This task can be simplified by using a virtual identity. Higgins is an open-source 'user-centric' identity management. Higgins breaks a person's identity into pieces, allowing users to dictate who can access parts of their identity information, within applicable privacy guidelines and laws. Organizations using applications built with Higgins open source tools can share specific identity information, such as their telephone number or buying preferences, according to rules set by the individual.
If Higgins is successful and adopted by mass customizers, this will mean a large boost for mass customization according to Piller. New research has clearly shown that mass confusion and the burden of choice are major obstacles of mass customization – preventing consumers to adapt this strategy.
June 5, 2006
My research is not about communities, but communities arise constantly on the Internet. Also for digital customizable products such as music, for example Last.fm. These communities are mostly based on similarities and, in the case of Last.fm, at the same time about discovering new music also based on similarities. Now there are some critics on this, because these similarities are killing these communities.
"If people can get any song they like, why should they listen to their friend's music, or (horrors) listen to the music selected by a group of barflys? By allowing people to have whatever they want, are we destroying that ability to get along?" (source: Bloggingstocks). The same can be said about blogs, do they only attract people that are alike, or do people with different interests also interact on these topics? Or as a professor of us in class puts it, "blogs are a-social!"
May 9, 2006
During one of my interviews, we talked about the optimal amount of variety. This is a question which is not easily answered. When will the advantage of variety ends up in complexity, or even in regret as is mentioned in literature (Desmeules, 2002).
Recently during the Google TechTalks, mr. Barry Schwartz addresses this issue. Barry Schwartz is an icon on this subject.
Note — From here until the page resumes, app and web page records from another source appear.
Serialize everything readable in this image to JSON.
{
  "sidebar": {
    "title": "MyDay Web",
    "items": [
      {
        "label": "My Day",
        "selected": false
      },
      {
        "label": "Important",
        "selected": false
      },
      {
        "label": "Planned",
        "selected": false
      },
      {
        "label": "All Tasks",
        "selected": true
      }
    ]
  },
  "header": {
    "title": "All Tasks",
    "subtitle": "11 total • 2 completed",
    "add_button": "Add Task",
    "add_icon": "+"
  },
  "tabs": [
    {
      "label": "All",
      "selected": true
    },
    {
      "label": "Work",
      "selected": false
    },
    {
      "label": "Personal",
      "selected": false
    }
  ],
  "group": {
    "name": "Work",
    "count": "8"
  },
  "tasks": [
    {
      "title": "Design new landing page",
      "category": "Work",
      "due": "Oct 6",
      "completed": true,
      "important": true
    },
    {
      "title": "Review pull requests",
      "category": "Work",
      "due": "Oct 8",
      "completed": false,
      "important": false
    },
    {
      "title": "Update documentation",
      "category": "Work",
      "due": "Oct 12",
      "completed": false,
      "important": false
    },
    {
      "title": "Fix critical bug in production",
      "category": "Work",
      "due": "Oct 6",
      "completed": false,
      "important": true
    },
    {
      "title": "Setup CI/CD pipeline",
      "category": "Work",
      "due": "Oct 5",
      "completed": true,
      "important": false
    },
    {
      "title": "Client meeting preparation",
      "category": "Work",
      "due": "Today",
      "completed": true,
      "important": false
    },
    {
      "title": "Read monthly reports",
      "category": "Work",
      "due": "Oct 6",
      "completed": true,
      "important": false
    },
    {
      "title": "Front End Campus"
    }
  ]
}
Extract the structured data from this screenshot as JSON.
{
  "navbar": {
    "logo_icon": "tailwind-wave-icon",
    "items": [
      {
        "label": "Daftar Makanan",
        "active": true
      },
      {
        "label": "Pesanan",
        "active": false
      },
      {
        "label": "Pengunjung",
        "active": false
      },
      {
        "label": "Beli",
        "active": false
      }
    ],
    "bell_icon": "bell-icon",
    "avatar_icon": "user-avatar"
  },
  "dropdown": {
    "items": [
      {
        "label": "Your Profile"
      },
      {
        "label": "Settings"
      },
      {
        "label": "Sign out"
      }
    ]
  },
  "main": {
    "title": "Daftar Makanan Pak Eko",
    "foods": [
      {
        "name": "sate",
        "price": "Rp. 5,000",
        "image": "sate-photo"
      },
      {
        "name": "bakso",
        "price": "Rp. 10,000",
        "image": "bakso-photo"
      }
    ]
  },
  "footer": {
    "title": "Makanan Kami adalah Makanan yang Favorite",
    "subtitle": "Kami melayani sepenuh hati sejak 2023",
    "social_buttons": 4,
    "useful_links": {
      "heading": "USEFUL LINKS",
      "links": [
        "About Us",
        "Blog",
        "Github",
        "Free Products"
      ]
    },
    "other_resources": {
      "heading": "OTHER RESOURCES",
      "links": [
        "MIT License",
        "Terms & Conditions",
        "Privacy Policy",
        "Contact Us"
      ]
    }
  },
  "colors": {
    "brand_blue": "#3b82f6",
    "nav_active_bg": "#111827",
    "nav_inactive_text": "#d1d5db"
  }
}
He talks about the paradox of choice, why less is more, also addressed in his book.
Thinks like capability and usability is something he's addressing in his talk.